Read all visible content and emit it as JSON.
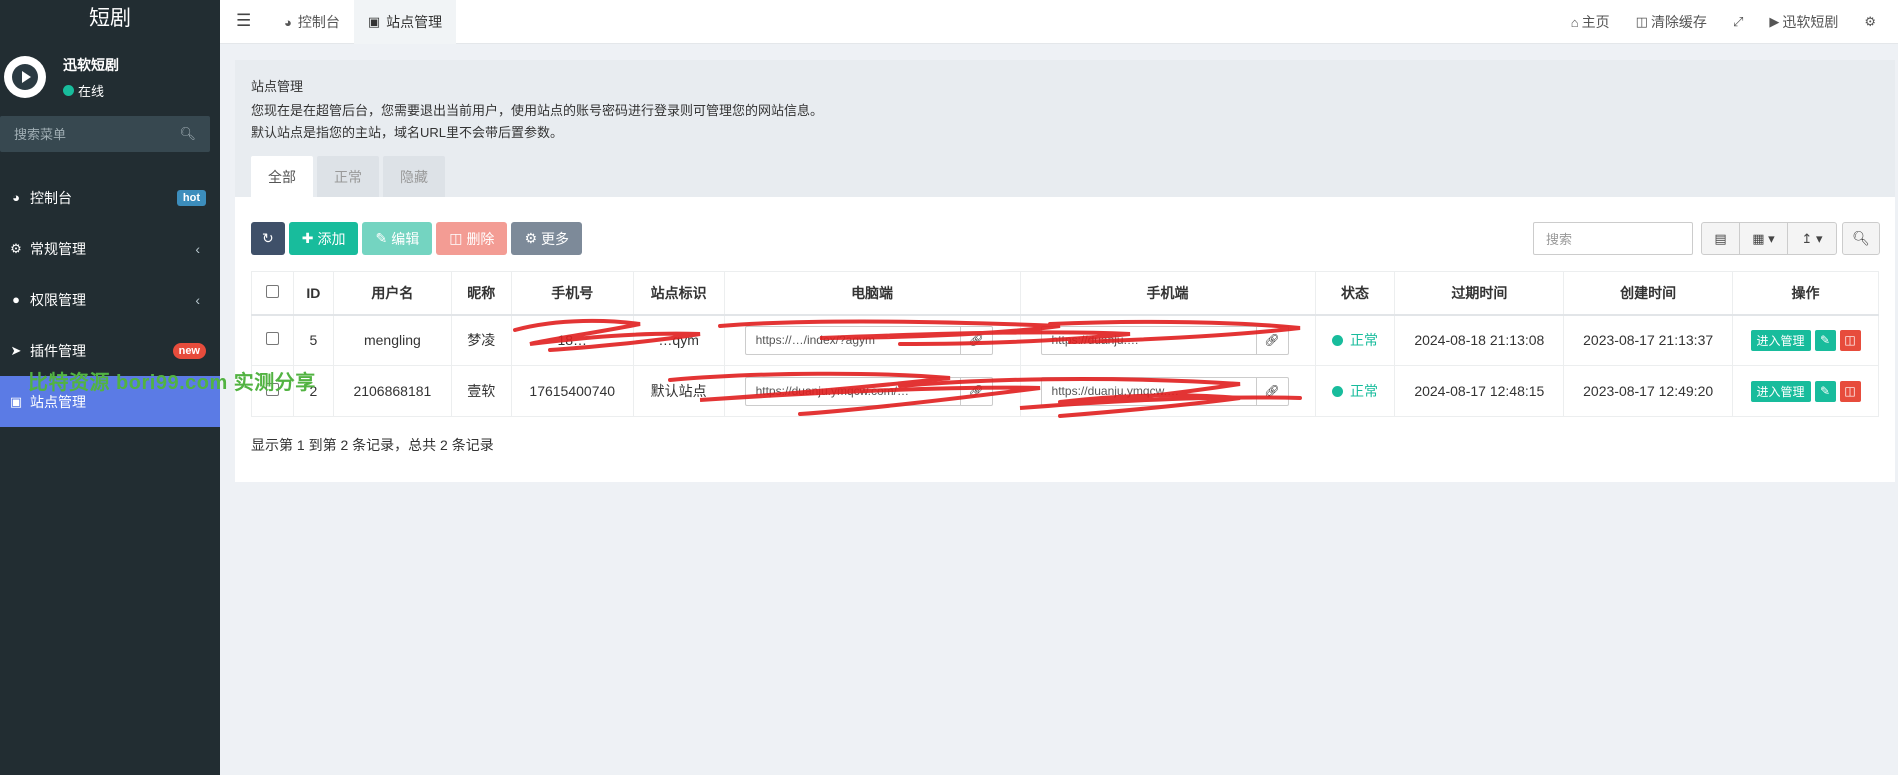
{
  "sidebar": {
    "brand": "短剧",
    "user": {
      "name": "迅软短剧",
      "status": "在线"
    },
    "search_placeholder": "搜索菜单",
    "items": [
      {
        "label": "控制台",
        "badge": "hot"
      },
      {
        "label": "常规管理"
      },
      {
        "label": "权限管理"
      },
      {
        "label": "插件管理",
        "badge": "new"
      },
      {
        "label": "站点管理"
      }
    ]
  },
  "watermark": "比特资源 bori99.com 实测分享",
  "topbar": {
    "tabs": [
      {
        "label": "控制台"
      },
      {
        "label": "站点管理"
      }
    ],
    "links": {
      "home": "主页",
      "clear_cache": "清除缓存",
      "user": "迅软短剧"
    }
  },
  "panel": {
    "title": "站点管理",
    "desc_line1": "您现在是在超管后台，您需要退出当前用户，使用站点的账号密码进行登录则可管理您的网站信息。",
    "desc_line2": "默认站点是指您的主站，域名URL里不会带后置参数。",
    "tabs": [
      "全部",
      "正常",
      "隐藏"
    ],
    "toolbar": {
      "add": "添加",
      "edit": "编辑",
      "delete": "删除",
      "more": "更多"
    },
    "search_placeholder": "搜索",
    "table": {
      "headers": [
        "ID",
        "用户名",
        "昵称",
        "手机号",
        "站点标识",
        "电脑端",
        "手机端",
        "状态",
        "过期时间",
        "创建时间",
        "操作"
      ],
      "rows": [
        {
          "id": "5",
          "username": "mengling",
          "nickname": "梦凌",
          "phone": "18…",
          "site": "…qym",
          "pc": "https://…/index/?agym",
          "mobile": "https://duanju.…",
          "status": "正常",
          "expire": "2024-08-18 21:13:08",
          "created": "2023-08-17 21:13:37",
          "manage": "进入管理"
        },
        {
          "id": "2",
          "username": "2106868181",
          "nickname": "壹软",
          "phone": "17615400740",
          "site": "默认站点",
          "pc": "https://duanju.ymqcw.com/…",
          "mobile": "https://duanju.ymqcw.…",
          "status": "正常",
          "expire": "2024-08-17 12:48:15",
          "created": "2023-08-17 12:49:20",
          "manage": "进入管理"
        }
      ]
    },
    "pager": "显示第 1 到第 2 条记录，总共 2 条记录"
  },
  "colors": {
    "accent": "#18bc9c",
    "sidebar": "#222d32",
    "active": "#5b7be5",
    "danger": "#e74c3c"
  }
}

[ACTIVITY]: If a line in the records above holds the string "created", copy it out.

[OUTPUT BELOW]:
          "created": "2023-08-17 21:13:37",
          "created": "2023-08-17 12:49:20",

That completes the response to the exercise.